A Colorado Springs company that bills itself as one of the nation’s largest hemp oil suppliers wants to more than quadruple the size of its local operation to accommodate a rapidly growing market for its products.
Whole Hemp Company, which does business as Folium Biosciences, cultivates and develops hemp near La Junta in southeast Colorado.
The harvested and dried product is transported to a 10,000-square-foot oil extraction plant at Folium’s headquarters at 828 Wooten Road, between Platte Avenue and Galley Road, on the Springs’ east side, where it produces hemp oil that’s sold to wholesale customers globally. Its products are used for health and wellness, personal care and pet health, among other applications, the company says.
Now nearly 3 years old, Folium says it has outgrown its current space and wants to lease an additional 45,000 square feet in a nearby building at 615 Wooten, according to a proposal it’s submitted to the city’s Land Use Review Division. Most of the additional space would be used for hemp oil extraction, while it also would accommodate storage and offices.
Besides adding more space, Folium would increase its workforce to 50 people from 20, said Raj Gupta, Folium’s chief scientific officer. About half of the new jobs would be skilled-labor positions – chemists, engineers and managers whose salaries would average more than $100,000 a year. The hemp oil process, in effect, is a high-tech manufacturing operation that requires employees with advanced skills, Gupta said.
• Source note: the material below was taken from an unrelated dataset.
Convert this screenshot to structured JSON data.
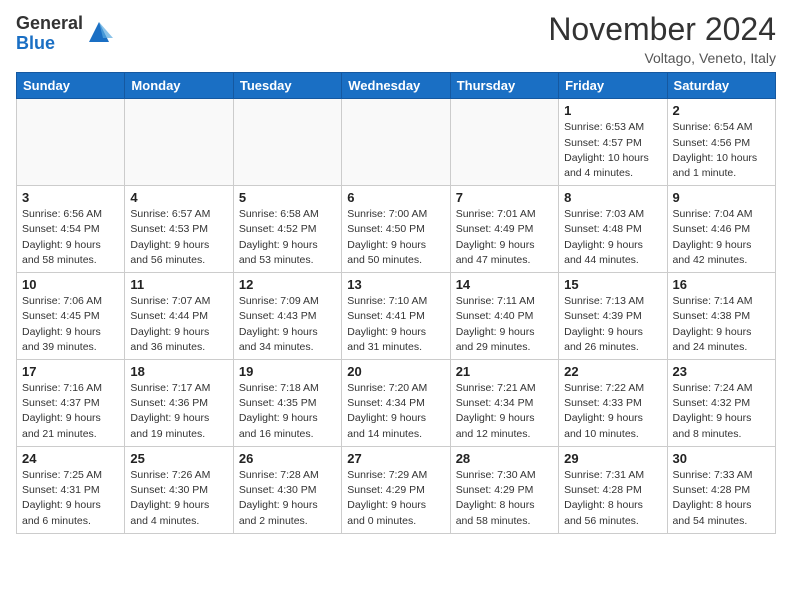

Folium is a privately held company, and Gupta declined to disclose sales figures. But he said the company is doing well, and expects to be a “significant player” in an industry where sales of hemp products could eventually be in the “tens of billions of dollars.” One hemp industry trade group, the California-based Hemp Industries Association, estimated the U.S. retail market for all hemp products at $573 million in 2015.
“Our sales are doing well, revenue is increasing rapidly,” Gupta said. “There’s so much pent-up demand for our products.”
The growth and cultivation of hemp became legal in Colorado when state voters approved Amendment 64 in 2012. While the amendment is widely known for permitting recreational marijuana sales in the state, it also legalized hemp production.